Agricultural Research Service

Title: Statistical Precision of on-Farm Grazing Trials Using Farms As Replicates Versus Replicated Paddock Trials.

Authors
item Vogel, Kenneth
item Bauer, D - UNI OF NE
item Moser, L - UNI OF NE

Submitted to: Grassland International Congress Proceedings
Publication Type: Proceedings
Publication Acceptance Date: February 15, 2005
Publication Date: June 26, 2005
Citation: Vogel, K.P., Bauer, D.E., Moser, L.E. 2005. Statistical precision of on-farm grazing trials using farms as replicates versus replicated paddock trials.p.814. In F.P. O'Mara et al. (ed.) Proc. XX Int. Grassland Congress, Dublin, Ireland 26 June-2 July 2005. Wageningen Academic Publishers, Wageningen. The Netherlands.

Interpretive Summary: Animal and land costs usually restrict the number of treatments, replicates, and animals per paddock or pasture in grazing trials. Because of limited resources, grazing trials on research stations often are conducted using small paddocks with a few animals per paddock. Land and animal restrictions can be reduced by conducting trials on farms using animals provided by cooperating farmers. Farmers typically want only a single replicate on their farms. Farms can be used as replicates but concerns about statistical precision and the ability to detect treatment differences has restricted the use of this design. In the Central Great Plains, USA, both types of grazing trials have been conducted. The statistical precision of an on-farm grazing trial in which farms were used as replicates with replicated paddock trials on research stations was compared. Standard error of the mean for both average daily gain and gain per hectare were lower in the on-farm trial than in any of the replicated small paddock trials. Because of their larger size, paddocks in on-farm trials could be stocked by more animals which reduced the experimental variation for animal gain and gain per hectare. Well managed on-farm trials in which farms are used as replicates can provide greater statistical precision than small paddock trials on research stations because larger paddocks and greater numbers of animals can be used.

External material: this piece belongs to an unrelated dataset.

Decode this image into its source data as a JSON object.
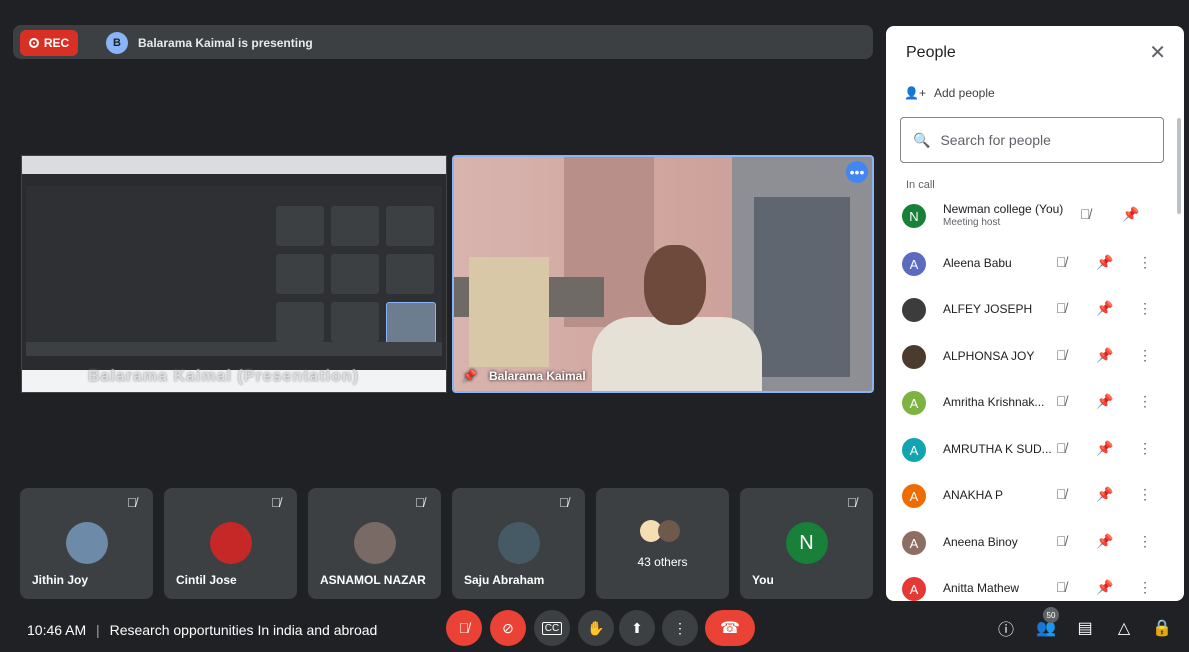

Technical Abstract: Animal and land costs usually restrict the number of treatments, replicates, and animals per paddock or pasture in grazing trials. Because of limited resources, grazing trials on research stations often are conducted using small paddocks with a few animals per paddock. Land and animal restrictions can be reduced by conducting trials on farms using animals provided by cooperating farmers. Farmers typically want only a single replicate on their farms. Farms can be used as replicates but concerns about statistical precision and the ability to detect treatment differences has restricted the use of this design. In the Central Great Plains, USA, both types of grazing trials have been conducted. The statistical precision of an on-farm grazing trial in which farms were used as replicates with replicated paddock trials on research stations was compared. Standard error of the mean for both average daily gain and gain per hectare were lower in the on-farm trial than in any of the replicated small paddock trials. Because of their larger size, paddocks in on-farm trials could be stocked by more animals which reduced the experimental variation for animal gain and gain per hectare. Well managed on-farm trials in which farms are used as replicates can provide greater statistical precision than small paddock trials on research stations because larger paddocks and greater numbers of animals can be used.

Last Modified: 10/21/2014